(aslo called Epiretinal Membrane, Cellophane Maculopathy, or Surface Wrinkling Retinopathy)
The macula refers to the central portion of the retinal that is responsible for fine focus visual acuity. Visual images are focused by the cornea and the lens on to the macula. From the macula the visual information is sent via the optic nerve to the brain, where it is interpreted as sight. In patients with Macular Pucker, a thin, cellophane-like pice of tissue grows on top of the macula and distorts the visual signals that are sent to the brain. The most common symptom for patients is central distortions to their central vision (straight lines appear wavy or with gaps).
Macular puckers can develop due to injury to the eye, previous eye surgery, prior uveitis (inflammation int he eye) or diabetic retinopathy.
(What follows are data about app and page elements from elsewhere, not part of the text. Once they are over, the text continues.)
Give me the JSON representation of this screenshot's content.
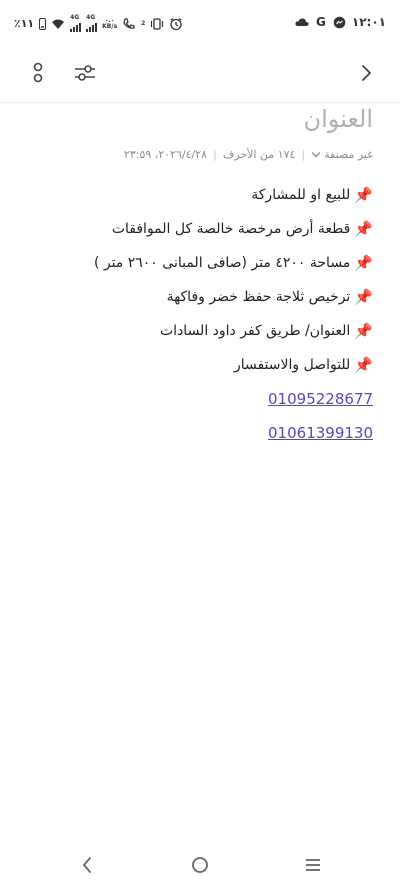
{
  "status_bar": {
    "time": "١٢:٠١",
    "battery": "٪١١",
    "network_1": "4G",
    "network_2": "4G",
    "speed_value": "٠.٠",
    "speed_unit": "KB/s",
    "sim_slot": "2",
    "icons_right": [
      "clock-icon",
      "messenger-icon",
      "google-icon",
      "cloud-icon"
    ]
  },
  "toolbar": {
    "back_icon": "chevron-right-icon",
    "settings_icon": "sliders-icon",
    "more_icon": "more-vertical-icon"
  },
  "note": {
    "title_placeholder": "العنوان",
    "category": "غير مصنفة",
    "char_count": "١٧٤ من الأحرف",
    "datetime": "٢٠٢٦/٤/٢٨، ٢٣:٥٩"
  },
  "content": {
    "lines": [
      {
        "pin": "📌",
        "text": "للبيع او للمشاركة"
      },
      {
        "pin": "📌",
        "text": "قطعة أرض مرخصة خالصة كل الموافقات"
      },
      {
        "pin": "📌",
        "text": "مساحة ٤٢٠٠ متر (صافى المبانى ٢٦٠٠ متر )"
      },
      {
        "pin": "📌",
        "text": "ترخيص ثلاجة حفظ خضر وفاكهة"
      },
      {
        "pin": "📌",
        "text": "العنوان/ طريق كفر داود السادات"
      },
      {
        "pin": "📌",
        "text": "للتواصل والاستفسار"
      }
    ],
    "phones": [
      "01095228677",
      "01061399130"
    ]
  },
  "colors": {
    "link": "#5546c9",
    "title_placeholder": "#b0b0b0",
    "meta": "#8a8a8a"
  },
  "nav": {
    "back_icon": "nav-back-icon",
    "home_icon": "nav-home-icon",
    "menu_icon": "nav-recents-icon"
  }
}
In the majority of patients with macular puckers, there is no identifiable underlying cause, but there is often scar tissue involved.
Cellophane Maculopathy Treatment
Surgery is the only known treatment option for macular puckers, but injection of steroids into the eye may decrease the severity of symptoms. If the symptoms interfere with daily activities, a vitrectomy can be performed to resolve the macular pucker.
Under local anesthesia, vitreous gel is removed from your eye to relieve the pulling on your retina and the scar tissue causing the macular pucker is removed.
Macular Pucker Symptoms
A macular pucker can occur spontaneously or can be caused by an injury to the eye. Blurry vision or sight that is mildly distorted could be a sign of a macular pucker. You may notice that straight lines appear distorted or that you have trouble reading small print that was not a problem for you before.
Patients can monitor their symptoms by using an Amsler Grid to track their distortions and monitor for subtle changes.